The View from Prince Street
In modern-day Alexandria, Virginia, Rae McDonald has a successful career as a family therapist. Her own life is stagnant, her heart sealed off due to a tragedy in her past. Her sister was killed in a car crash. Lisa Smyth, the sister’s best friend, survived this crash but blames herself for the outcome. She lives a wandering life as a photographer and struggles with alcoholism. Lisa is forced to return to Alexandria when her Aunt Amelia, who helped raise her, must enter a nursing home because she suffers from dementia. When Rae renovates her historical home, she has a ruined hearth removed, and a so-called witch bottle is discovered. This bottle, a superstitious effort in the mid-18th century to ward off danger, links three families to a mysterious past: the McDonalds, the Smyths, and the Shires.
Faith Shire was known as a witch in the 18th century, but she is more a midwife and healer. Her history as to why she was branded a witch is convoluted. Old letters found in Rae’s home start to unravel the truth about these families’ origins. Two more witch bottles are uncovered. Everyone is connected through deceit and secrets. Rae and Lisa strain to conquer their demons and move forward.
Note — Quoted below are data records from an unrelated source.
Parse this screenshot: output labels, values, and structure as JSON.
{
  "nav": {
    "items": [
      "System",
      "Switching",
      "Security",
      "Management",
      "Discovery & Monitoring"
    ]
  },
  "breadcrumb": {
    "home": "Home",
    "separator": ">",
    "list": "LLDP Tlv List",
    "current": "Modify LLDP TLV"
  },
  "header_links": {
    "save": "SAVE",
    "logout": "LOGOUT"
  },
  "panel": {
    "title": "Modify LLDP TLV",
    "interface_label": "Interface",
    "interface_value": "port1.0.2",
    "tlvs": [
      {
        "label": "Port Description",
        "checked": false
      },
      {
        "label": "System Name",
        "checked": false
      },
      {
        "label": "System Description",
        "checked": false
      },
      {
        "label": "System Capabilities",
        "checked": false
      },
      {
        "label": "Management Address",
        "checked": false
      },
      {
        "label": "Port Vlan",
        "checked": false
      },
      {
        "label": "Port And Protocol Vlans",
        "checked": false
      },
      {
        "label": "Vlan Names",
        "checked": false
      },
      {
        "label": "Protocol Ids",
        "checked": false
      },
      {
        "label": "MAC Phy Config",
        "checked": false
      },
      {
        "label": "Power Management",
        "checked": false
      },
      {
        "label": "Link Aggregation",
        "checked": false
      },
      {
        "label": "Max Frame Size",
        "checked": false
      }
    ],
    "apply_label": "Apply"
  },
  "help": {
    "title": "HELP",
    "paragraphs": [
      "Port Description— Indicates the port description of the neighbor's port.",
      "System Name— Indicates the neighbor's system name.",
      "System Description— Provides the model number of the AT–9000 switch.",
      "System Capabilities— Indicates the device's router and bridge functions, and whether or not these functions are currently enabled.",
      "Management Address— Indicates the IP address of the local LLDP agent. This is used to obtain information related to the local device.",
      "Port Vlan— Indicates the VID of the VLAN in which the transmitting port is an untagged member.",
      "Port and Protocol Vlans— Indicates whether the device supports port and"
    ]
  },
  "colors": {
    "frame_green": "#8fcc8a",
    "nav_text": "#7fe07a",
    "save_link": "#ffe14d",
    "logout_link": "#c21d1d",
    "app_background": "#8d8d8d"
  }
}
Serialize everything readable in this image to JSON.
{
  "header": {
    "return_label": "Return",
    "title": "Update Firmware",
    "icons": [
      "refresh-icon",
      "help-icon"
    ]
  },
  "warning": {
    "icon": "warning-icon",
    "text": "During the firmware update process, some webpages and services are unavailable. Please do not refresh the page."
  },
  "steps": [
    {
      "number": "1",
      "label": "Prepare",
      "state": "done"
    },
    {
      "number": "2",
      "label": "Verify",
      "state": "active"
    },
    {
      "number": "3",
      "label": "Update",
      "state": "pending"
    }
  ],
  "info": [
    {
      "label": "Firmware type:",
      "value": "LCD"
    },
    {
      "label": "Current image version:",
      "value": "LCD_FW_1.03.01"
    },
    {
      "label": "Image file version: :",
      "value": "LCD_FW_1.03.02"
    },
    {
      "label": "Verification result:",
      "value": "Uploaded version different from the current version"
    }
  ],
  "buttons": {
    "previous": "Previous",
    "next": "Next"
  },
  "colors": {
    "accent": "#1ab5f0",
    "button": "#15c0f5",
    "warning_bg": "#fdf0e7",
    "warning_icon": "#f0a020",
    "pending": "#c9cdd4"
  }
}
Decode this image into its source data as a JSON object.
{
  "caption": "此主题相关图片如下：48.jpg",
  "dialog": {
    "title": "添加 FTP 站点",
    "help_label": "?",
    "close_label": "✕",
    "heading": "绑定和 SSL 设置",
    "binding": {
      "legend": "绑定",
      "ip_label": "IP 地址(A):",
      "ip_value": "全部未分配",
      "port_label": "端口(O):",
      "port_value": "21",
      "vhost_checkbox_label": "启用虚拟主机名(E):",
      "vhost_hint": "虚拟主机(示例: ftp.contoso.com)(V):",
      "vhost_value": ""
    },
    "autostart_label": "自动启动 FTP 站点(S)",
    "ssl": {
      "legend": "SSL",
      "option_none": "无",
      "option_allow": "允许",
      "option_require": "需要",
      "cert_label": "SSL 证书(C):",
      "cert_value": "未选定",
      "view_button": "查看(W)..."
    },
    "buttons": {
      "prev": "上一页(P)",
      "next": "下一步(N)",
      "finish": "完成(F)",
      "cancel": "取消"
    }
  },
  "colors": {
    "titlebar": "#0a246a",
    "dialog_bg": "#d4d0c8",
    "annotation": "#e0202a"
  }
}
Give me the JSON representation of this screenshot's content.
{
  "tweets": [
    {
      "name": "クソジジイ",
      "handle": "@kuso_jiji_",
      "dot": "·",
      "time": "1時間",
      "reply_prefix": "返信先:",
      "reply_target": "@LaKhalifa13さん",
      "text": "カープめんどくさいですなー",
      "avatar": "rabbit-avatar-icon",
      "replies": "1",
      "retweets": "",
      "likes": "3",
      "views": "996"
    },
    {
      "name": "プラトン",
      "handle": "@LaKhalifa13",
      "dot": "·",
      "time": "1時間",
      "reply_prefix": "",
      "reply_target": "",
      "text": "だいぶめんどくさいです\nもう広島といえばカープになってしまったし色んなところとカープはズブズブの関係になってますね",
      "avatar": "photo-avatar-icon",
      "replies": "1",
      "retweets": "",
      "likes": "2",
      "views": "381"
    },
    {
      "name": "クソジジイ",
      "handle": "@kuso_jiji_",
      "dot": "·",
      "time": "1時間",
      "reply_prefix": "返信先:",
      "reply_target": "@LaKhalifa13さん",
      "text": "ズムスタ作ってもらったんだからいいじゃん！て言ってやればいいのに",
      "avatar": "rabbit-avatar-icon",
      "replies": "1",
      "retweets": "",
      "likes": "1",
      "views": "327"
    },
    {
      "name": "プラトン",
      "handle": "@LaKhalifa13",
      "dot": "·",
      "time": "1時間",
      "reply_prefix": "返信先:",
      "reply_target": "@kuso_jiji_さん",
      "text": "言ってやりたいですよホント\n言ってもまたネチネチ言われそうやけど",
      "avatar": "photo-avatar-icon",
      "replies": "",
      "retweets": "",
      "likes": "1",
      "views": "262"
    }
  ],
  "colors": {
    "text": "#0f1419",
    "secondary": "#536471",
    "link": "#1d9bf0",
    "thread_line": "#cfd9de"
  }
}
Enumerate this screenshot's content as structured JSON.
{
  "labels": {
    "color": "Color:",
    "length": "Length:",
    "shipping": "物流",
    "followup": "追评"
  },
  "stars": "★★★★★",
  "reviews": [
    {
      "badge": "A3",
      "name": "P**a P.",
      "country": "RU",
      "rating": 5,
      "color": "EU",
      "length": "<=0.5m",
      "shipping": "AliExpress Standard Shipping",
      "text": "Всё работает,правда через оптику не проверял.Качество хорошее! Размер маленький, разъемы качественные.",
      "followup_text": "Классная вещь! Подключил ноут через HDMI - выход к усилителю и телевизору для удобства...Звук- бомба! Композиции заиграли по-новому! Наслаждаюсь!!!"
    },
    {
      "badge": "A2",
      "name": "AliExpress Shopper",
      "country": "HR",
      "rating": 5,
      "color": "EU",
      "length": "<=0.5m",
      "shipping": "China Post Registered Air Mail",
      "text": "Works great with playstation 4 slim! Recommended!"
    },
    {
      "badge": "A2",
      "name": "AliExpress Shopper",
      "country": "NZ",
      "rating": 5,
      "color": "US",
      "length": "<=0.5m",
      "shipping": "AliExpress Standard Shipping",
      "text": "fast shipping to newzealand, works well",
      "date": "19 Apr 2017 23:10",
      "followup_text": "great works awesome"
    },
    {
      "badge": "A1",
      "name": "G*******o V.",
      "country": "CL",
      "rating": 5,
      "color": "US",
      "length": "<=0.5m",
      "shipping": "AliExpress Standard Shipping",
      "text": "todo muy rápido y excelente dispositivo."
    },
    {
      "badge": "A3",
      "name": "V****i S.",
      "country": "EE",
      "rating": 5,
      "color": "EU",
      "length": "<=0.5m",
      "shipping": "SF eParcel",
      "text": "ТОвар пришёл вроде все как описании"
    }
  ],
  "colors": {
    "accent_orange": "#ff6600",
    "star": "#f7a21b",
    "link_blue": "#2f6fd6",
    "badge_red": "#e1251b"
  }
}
The novel is mostly contemporary, interspersed with brief letters from the modern women’s ancestors. I’d liked to have seen more of the past. Rae is a difficult character to care about due to her iced-up emotions, though she starts to melt later. Lisa is more sympathetic. The author can be repetitive in her exposition, and throws in characters from a previous novel. Still, the story holds interest, and a surprise or two, and will please Taylor’s fans.